Originally said to be the home of a New Zealand family, Kiora Hall has seen many uses, including offices, Army gun battery, POW camp, youth club, school, and Community Centre. It is also said to be haunted… c2002.
A view of the “Victoria Buildings” – it is a crying shame such a beautiful building should be knocked down. The architect has ranged far and wide for his ideas, some of the windows have Greek style arch decorations above them others have Roman style, the facade is topped off with Dutch style gables, these appear to be purely decorative because there doesn’t seem to be any structure behind them, if this is so then presumably the windows in the gables are false as well.
The two octagonal corner towers flare out from the building in a similar fashion to the castles seen in Hungary and Bavaria, the two domes don’t seem to be the normal copper clad variety as they seem to have a slight sheen as if painted instead of the matt look of the copper types. The shop fronts are terrifically high by modern standards, they are at least twice the height of the people in front of them, this would make them at least 12 feet high and possibly higher, I remember the frontages being made with highly polished dark wooden frames and glass which on the odd occasion would be curved.
Other things I have noticed are, directly behind the main building is a hip roof with a chimney stack, to my eye this doesn’t seem to be part of the main building but another building behind it, the chimney stack doesn’t have the black decorative band around it that the main building has and also the chimney pots vary in size unlike the main building.
Slightly to the left of the building is a bay windowed building with words across it just below the eaves, are there any sharp sighted visitors that can make out what the words are?.
The house behind the church has a strange looking object that appears to be perched on the top of the chimney, I have no idea as to what it could be, if it had been 50 years later I would have thought it to be a telegraph pole. Slightly to the left and in the distance is a curved roof box van of the type often seen being towed by steam rollers, these vans carried the tools and equipment used by road repair gangs, they were still in use when I was a child in the 1950s, this one appears to be horse drawn.
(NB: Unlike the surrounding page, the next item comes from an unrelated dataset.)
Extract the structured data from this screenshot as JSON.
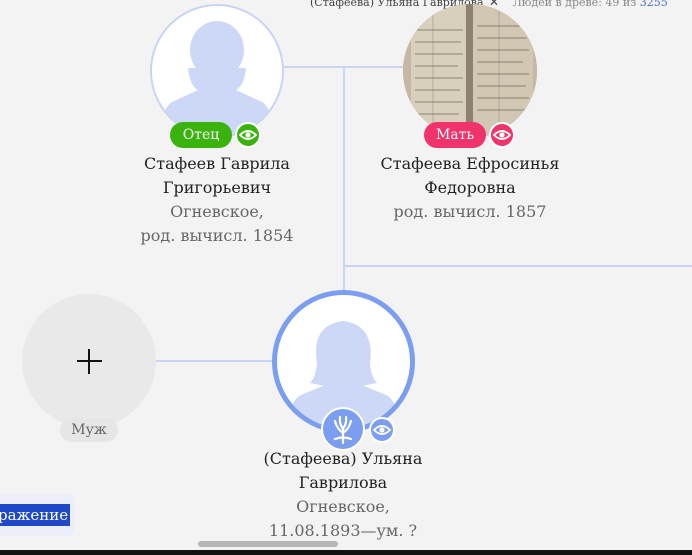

Some of the lamp post have cast iron bollards around them, were they hitching posts for the many horses to be seen in that era?, I have seen similar hitching posts in Europe and America where they often have a cast iron horses head perched on top of the post.
In the foreground is a young boy with another child on his back, I remember carrying my many brothers and sisters around in that fashion.
Just in front of the canopy of the leftmost shop is a black sign with two white ovals on it, surely it’s not ‘Specsavers’ circa 1895?
Photograph and details courtesy of Bruce Coleman.
This printed image which I believe, from the velvet frame parts dates from about 1880. The girl is carrying a basket that has Alex Holmes Stockton-on-Tees printed on the side. I was wondering if this was a generic type print, or specific to the company. There are a couple of buildings in the background.
The odd thing is, I found this in Saint John, NB, Canada about 30 years ago. My family on my Mum’s side, including her, all come from around Stockton. They were Dickens (grandmother’s side) and Humplebys (grandfathers side). The print now lives on Canada’s west coast. Any information would be appreciated.
Image and details courtesy of Noel Fowles.
This is one of a number of bowls made from the clay excavated from the basement and foundations of the Municipal Buildings in Church Road, Stockton-on-Tees. The bowls were presented to guests at the Official opening ceremony. The throwing, if that is the correct word, of the bowls was organised by the head of the Art Department at Constantine Technical College, Middlesbrough. I received one having been involved in the design of the buildings when working in the Borough Architects Department. At that time we were housed in the single storey prefab shared with the Corporation Housing Department on Thistle Green. The bowls were of special interest to me as the clay used was possibly under, or very close to, the site of my great grandmother’s shop on Thistle Green circa 1900. She was Lucy Wilkinson born in 1847. The bowls probably have very little value but the provenance of mine is priceless.
Photograph and details courtesy of James Bridge.
Here is one of the many models of famous buildings made, it was said out of matchsticks, by a Stockton man around 1900.
I took this photograph in 1972 when it was on display at Preston Park Museum. Can anyone identify the building in the foreground? The one at the back is a Chinese Pagoda.
Photograph and details courtesy of Fred Starr.
The photographs have ‘Bishopton Court, Fairfield 1945’ written on the reverse but there has been some controversy about the exact location over the years on Picture Stockton… Bishopton Court or Durham Road…?
A photograph of ‘The Manor House’, no.83 The High Street, Yarm. Until the last half of the 19th century this building was two separate properties, the bowed windows and dormer, being only present on the right hand property. At some stage the left-hand property was then purchased and dramatically altered
to form a ‘twin’ double-fronted facade and roofline, thereby placing the main entrance door off-centre. In the rear yard there is a wall mounted sun-dial attached to the offshot of the original right-hand property dated 1715.The building is currently used as offices by legal-firm Merrit & Co.
Photograph and details courtesy of Chris Bailey.